New Jersey Gov. Chris Christie, the next incarnation of a GOP frontrunning presidential candidate who is anything but hard-line on principle, told activists and GOP operatives at a Republican National Committee luncheon on Thursday that his “job was to win.” Christie pontificated:
We are not a debating society. We are a political operation that needs to win. My job is to win. I believe my job is to win. Our job is not to be college professors.
Christie has already criticized Sen. Rand Paul (R-KY), saying Paul’s libertarinan positions were dangerous. At Thursday’s luncheon, he took a swipe at Louisiana Gov. Bobby Jindal, who recently said, “We’ve got to stop being the stupid party.

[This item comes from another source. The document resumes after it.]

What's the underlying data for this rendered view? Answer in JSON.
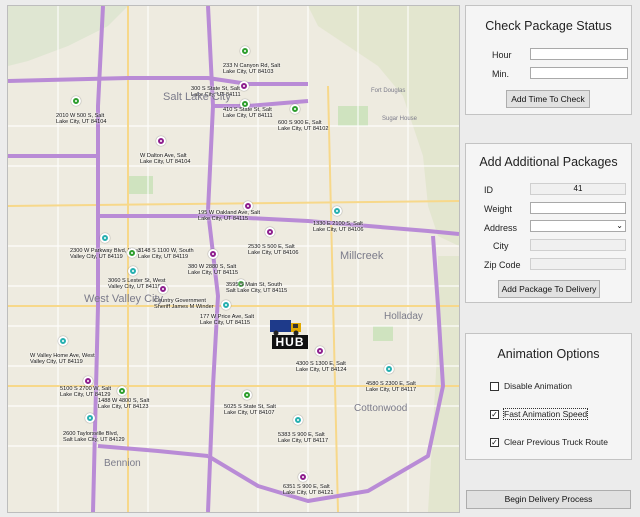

It’s time for a new Republican Party that talks like adults.” Christie responded:
I’m not going to be one of these people who goes and calls our party stupid. We need to stop navel gazing. There’s nothing wrong with our principles. We need to focus on winning again. There’s too much at stake for this to be an academic exercise. We need to win and govern with authority and courage.”
ABCNews offered the usual litany of supporters for a “moderate” candidate, as well as stating, “The speech was very well-received, according to people leaving the luncheon.” They reported one RNC member bought Christie’s pitch, saying:
I think this is very clearly a speech he was using to give the party a choice between two or even three visions of where the party ought to go. Is this a party that exists to win elections or is it a party that exists, as he said, to debate esoteric policy?… I think Gov. Christie is trying to appeal to … the silent majority of people who aren’t actively involved in the party, per se, who vote every four years, who want commonsense solutions … and that’s an appealing message.
Mississippi GOP Chairman Joe Nosef was also lulled into a sense of security, saying Christie’s speech was:
one of the best political speeches I have ever heard, and I think I’ve gotten to the point where it takes a lot to impress me in a luncheon speech . . . It was an optimistic road map, really, of how Republicans can not only win elections but govern. I think his distinction is the fact that he is in a blue state that he’s governed successfully, looks like he is going to be re-elected and all the different coalitions he talked about. It seems like almost everything as a national party we need to do, he’s been able to do it.
Haven’t we heard this all before from the GOP? McCain in 2008, Romney in 2012, and now Christie were foisted on conservatives with the mantra that they were and are electable. They want to “win.”
The GOP should recognize that slippery candidates like the aforementioned three receive glowing mentions in the press only because they are not true to conservative principles, and the press savages them once they are nominated. When Christie says he “wants to win,” instead of “wants to remain true to conservative principles,” every true conservative should flinch and tell the GOP establishment exactly what they can do with their “electable” candidates.